If you'd like to read the Hornblower series, I suggest (as I do with the Aubrey/Maturin series) that you start at the beginning. Any book will stand alone, however, and my personal favorite is Beat to Quarters. Here are the books in order for your convenience and as a tribute to the great author who to this day gives so many so much pleasure. Fine weather and fair winds, sir.

Mr. Midshipman Hornblower, Lieutenant Hornblower, Hornblower and the Hotspur, Hornblower During the Crisis, Hornblower and the Atropos, Beat to Quarters, Ship of the Line, Flying Colours, Commodore Hornblower, Lord Hornblower and Admiral Hornblower in the West Indies.

4 comments:

Timmy! said...

Ahoy, Pauline! And happy Friday to you and all of your followers. While I have not read the Hornblower series, I hear what you are saying with your criticism of the books. O'Brian's characters do seem to be a bit more "human" and fallible (although I have my own "issues" with some of O'Brian's writing, as you already know). I did not know the rest about Forester's life though... very interesting, Pirate Queen.
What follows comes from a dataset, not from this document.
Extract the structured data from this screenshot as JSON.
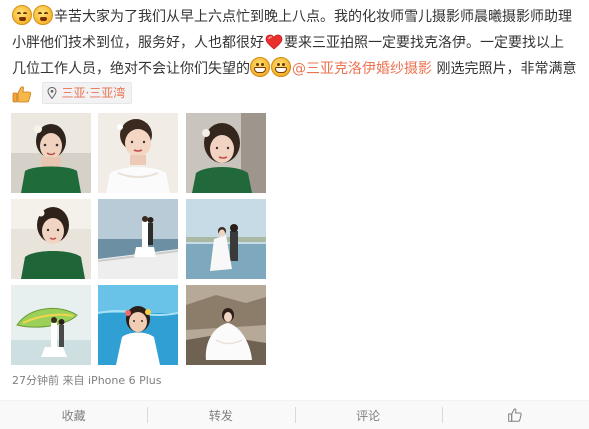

Pauline said...

Ahoy, Timmy! I think it's really a matter of taste as far as writing style in particular. Forester was certainly just as talented as O'Brian on all levels. You just have to pick what you like. Good stuff!

Susan Holloway Scott said...

I first discovered the Hornblower books in middle school, and whipped through them all a single summer. It helped that the paperback editions I read had thrilling covers - gory action scenes with a hunky model for Hornblower - that I spent a lot of time studying. I thought they were pretty cool, and sure beat Nancy Drew and other girly books.

When I reread them later, as an adult, they weren't quite as satisfying. I noticed things that I hadn't when I was younger - most specifically, how the female characters were definitely lacking. Think of Hornblowers poor hapless first wife! The only woman that Forester seems to like is Lady Barbara, and even then he stresses her "mannish" qualities - how tough she is, how she doesn't care about her complexion, how she's practical, no-nonsense, and doesn't fuss with her dress. He's much more comfortable with the friendship between Hornblower and Bush.

O'Brien, OTOH, isn't afraid to delve into Jack's messy relationships, and his women all seem genuine.

I can appreciate how the Forester books actually have beginnings, middles, and ends - the whole story-telling arc- while the O'Brien books often just...end, Hornblower is also interesting as a kind of upbeat propaganda and a reminder of the mightiness of the English empire, written as they were at a time when England was badly battered by WWII.

So I guess I'm like you, Pauline. I like 'em both, respect 'em both, but my prize goes to Jack Aubrey, huzzah! :)

Pauline said...

Ahoy, Barbara and thank you so much for your insight.

Like you, I can see the good in both series. I find the character many critics of O'Brian have a problem with is Stephen Maturin who, when you don't look very closely, seems rather lofty and godlike. Of course if you row the other way you see his drug addictions (first to laudanum and then to coaca), his disasterous ineptitude with the opposite sex and his holier than thou attitudes. None of that in Hornblower for sure.

I honestly believe (though I can't prove it) that O'Brian used real historical Royal Navy men as the basis for Jack Aubrey (and not only Cochrane) where Hornblower is far more a fictional character. For me, that is what makes Jack so much more comfortable than Horatio. He seems more "real" (the kind of character we'd all love to put down on paper).

What ever it is, I wouldn't have minded being one of Jack's messy relatitonships. Huzzah! indeed.